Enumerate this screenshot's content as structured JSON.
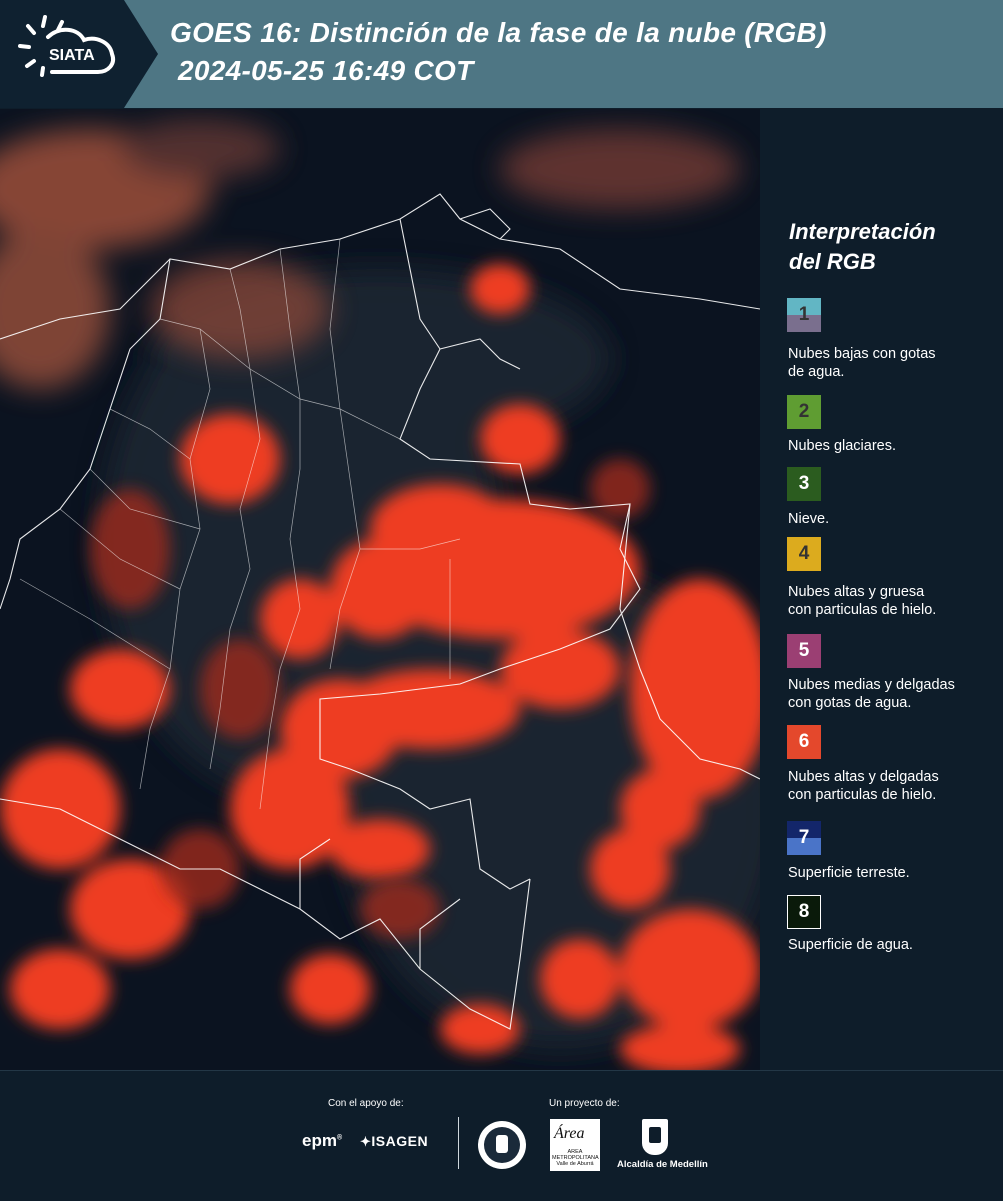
{
  "header": {
    "logo_text": "SIATA",
    "title_line1": "GOES 16: Distinción de la fase de la nube (RGB)",
    "title_line2": "2024-05-25 16:49 COT",
    "bg_color": "#4e7684"
  },
  "legend": {
    "title_line1": "Interpretación",
    "title_line2": "del RGB",
    "items": [
      {
        "number": "1",
        "label_line1": "Nubes bajas con gotas",
        "label_line2": "de agua.",
        "color_top": "#62b6c4",
        "color_bottom": "#7a6f8e"
      },
      {
        "number": "2",
        "label_line1": "Nubes glaciares.",
        "label_line2": "",
        "color_top": "#5f9d32",
        "color_bottom": "#5f9d32"
      },
      {
        "number": "3",
        "label_line1": "Nieve.",
        "label_line2": "",
        "color_top": "#2b5c1f",
        "color_bottom": "#2b5c1f"
      },
      {
        "number": "4",
        "label_line1": "Nubes altas y gruesa",
        "label_line2": "con particulas de hielo.",
        "color_top": "#dcab1e",
        "color_bottom": "#dcab1e"
      },
      {
        "number": "5",
        "label_line1": "Nubes medias y delgadas",
        "label_line2": "con gotas de agua.",
        "color_top": "#9b3f73",
        "color_bottom": "#9b3f73"
      },
      {
        "number": "6",
        "label_line1": "Nubes altas y delgadas",
        "label_line2": "con particulas de hielo.",
        "color_top": "#e4482c",
        "color_bottom": "#e4482c"
      },
      {
        "number": "7",
        "label_line1": "Superficie terreste.",
        "label_line2": "",
        "color_top": "#13266a",
        "color_bottom": "#4a74c8"
      },
      {
        "number": "8",
        "label_line1": "Superficie de agua.",
        "label_line2": "",
        "color_top": "#0a1a0a",
        "color_bottom": "#0a1a0a"
      }
    ]
  },
  "footer": {
    "support_label": "Con el apoyo de:",
    "project_label": "Un proyecto de:",
    "sponsor1": "epm",
    "sponsor2": "ISAGEN",
    "partner1_text": "AREA METROPOLITANA Valle de Aburrá",
    "partner1_logo_word": "Área",
    "partner2": "Alcaldía de Medellín"
  }
}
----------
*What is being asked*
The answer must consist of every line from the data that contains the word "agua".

*Worked solution*
        "label_line2": "de agua.",
        "label_line2": "con gotas de agua.",
        "label_line1": "Superficie de agua.",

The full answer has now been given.